What you need to do =>
Wherever "name" occurs in the entries, copy the line that holds it.

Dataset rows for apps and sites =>
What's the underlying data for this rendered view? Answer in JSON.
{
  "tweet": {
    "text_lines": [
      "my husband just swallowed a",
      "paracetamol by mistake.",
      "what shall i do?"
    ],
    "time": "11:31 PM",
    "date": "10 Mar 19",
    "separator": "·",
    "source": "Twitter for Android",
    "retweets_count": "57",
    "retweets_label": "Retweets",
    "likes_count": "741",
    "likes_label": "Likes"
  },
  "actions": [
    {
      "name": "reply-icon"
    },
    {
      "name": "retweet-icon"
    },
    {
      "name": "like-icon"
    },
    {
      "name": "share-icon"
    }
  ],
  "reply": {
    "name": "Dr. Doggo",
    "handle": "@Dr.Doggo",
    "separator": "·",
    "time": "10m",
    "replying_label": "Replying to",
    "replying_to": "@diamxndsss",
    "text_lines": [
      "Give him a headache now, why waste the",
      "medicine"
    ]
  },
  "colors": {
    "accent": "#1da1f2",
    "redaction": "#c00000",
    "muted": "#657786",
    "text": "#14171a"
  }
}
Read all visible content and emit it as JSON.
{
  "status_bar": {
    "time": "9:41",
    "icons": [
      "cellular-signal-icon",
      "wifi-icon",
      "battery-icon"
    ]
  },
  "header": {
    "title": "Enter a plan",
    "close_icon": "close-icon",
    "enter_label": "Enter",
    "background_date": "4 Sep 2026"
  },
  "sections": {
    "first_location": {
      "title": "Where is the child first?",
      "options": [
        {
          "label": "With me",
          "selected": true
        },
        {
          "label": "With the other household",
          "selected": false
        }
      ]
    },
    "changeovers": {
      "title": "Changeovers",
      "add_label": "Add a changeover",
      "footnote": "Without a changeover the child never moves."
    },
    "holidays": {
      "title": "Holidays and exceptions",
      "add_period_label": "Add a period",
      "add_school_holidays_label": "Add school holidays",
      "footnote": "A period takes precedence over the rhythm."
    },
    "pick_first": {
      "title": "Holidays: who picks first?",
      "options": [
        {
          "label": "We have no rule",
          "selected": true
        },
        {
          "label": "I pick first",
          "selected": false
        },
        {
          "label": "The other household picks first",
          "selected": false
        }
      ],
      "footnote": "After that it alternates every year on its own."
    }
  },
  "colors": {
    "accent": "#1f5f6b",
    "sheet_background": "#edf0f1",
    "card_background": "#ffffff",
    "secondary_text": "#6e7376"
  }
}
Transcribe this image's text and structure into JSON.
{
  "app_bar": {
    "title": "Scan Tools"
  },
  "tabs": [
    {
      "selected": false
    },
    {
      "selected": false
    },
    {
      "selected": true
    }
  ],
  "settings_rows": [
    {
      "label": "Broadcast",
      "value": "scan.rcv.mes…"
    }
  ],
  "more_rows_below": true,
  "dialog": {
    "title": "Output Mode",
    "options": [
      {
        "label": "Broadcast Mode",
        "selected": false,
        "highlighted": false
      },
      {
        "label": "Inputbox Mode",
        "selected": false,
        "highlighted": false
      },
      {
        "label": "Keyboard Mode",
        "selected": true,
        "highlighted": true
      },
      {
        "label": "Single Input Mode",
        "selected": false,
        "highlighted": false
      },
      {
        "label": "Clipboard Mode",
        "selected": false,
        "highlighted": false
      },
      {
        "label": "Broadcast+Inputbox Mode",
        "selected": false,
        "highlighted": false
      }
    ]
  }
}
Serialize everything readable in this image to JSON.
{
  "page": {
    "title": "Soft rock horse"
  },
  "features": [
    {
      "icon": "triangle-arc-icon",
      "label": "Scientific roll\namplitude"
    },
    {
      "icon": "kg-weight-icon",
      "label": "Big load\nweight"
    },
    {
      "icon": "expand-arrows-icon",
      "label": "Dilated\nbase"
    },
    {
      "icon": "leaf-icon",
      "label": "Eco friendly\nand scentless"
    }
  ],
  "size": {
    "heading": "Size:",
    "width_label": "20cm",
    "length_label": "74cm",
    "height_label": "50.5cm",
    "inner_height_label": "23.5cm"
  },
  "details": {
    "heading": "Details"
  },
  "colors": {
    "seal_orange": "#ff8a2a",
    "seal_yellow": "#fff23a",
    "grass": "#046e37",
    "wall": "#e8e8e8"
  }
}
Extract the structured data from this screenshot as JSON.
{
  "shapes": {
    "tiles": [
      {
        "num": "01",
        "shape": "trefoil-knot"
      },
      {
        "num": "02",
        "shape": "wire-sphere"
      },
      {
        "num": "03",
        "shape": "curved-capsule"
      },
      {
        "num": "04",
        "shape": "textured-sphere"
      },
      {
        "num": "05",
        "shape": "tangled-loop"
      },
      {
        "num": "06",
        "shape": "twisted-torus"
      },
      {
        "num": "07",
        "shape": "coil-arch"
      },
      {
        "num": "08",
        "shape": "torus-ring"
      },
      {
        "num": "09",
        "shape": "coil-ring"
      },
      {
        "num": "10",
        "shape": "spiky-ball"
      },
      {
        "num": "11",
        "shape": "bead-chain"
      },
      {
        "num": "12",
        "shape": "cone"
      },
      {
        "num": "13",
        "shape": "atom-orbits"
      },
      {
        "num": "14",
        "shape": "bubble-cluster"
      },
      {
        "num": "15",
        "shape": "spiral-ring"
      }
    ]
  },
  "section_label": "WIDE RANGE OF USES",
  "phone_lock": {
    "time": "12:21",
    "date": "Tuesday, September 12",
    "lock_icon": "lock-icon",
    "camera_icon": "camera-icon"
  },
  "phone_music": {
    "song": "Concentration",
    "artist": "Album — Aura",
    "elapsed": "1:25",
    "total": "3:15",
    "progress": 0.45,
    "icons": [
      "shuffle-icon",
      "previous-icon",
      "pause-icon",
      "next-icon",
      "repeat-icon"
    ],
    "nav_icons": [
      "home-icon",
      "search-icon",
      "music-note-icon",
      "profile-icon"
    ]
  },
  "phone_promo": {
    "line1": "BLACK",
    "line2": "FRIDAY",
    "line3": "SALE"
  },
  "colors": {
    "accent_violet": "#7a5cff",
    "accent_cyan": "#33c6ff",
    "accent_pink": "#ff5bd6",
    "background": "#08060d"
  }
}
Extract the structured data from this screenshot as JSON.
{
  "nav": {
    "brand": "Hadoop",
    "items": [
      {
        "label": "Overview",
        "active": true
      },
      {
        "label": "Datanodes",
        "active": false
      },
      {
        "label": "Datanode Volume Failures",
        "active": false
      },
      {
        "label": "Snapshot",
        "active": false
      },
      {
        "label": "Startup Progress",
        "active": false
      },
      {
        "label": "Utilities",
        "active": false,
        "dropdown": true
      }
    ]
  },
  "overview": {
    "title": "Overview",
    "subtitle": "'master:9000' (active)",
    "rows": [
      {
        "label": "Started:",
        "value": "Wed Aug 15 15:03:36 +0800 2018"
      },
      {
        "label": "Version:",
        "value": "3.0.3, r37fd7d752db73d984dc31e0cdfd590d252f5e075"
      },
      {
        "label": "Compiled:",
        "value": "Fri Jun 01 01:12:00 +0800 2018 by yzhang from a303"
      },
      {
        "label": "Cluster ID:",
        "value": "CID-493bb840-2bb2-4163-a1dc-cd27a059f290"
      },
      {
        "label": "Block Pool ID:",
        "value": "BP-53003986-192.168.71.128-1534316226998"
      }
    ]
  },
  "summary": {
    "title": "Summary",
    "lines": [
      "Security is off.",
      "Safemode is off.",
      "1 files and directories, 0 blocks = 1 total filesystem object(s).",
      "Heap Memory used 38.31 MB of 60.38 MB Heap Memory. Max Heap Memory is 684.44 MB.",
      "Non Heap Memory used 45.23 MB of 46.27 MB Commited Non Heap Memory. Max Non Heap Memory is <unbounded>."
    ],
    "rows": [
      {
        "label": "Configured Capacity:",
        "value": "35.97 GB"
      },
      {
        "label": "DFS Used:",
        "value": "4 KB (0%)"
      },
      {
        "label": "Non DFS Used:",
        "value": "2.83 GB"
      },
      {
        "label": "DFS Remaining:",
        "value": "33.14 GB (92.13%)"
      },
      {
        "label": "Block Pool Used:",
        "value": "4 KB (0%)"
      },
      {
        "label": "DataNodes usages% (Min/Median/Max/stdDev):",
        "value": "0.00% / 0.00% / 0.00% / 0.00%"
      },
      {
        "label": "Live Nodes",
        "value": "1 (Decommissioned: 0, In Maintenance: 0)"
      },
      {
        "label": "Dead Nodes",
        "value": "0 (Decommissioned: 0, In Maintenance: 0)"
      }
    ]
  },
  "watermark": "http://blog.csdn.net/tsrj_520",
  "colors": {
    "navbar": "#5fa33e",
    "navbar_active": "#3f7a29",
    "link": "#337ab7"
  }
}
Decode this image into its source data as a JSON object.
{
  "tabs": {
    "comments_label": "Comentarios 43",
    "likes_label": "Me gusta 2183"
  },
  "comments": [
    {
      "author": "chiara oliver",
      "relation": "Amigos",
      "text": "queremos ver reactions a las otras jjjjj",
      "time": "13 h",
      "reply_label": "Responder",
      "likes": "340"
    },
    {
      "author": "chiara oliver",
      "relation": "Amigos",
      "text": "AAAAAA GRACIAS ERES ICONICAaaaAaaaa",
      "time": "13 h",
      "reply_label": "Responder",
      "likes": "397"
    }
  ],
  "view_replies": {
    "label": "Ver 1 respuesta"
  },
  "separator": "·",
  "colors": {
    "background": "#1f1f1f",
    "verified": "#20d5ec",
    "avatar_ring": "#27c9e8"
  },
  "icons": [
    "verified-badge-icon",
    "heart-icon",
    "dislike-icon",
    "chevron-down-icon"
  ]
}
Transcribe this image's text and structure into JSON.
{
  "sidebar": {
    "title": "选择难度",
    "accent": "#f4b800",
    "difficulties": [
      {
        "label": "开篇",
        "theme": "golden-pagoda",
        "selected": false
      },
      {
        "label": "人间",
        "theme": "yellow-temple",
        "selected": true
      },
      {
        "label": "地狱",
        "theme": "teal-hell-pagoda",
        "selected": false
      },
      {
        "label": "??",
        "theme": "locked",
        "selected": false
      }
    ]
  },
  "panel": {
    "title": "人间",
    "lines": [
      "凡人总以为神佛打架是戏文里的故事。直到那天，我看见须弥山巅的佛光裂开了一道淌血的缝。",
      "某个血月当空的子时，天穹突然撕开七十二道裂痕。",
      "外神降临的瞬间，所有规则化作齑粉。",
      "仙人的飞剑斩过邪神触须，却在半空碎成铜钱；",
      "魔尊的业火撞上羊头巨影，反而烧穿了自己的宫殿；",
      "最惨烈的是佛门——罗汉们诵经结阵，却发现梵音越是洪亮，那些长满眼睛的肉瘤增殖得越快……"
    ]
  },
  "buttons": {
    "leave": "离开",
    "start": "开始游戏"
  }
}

Answer to this problem =>
      "name": "reply-icon"
      "name": "retweet-icon"
      "name": "like-icon"
      "name": "share-icon"
    "name": "Dr. Doggo",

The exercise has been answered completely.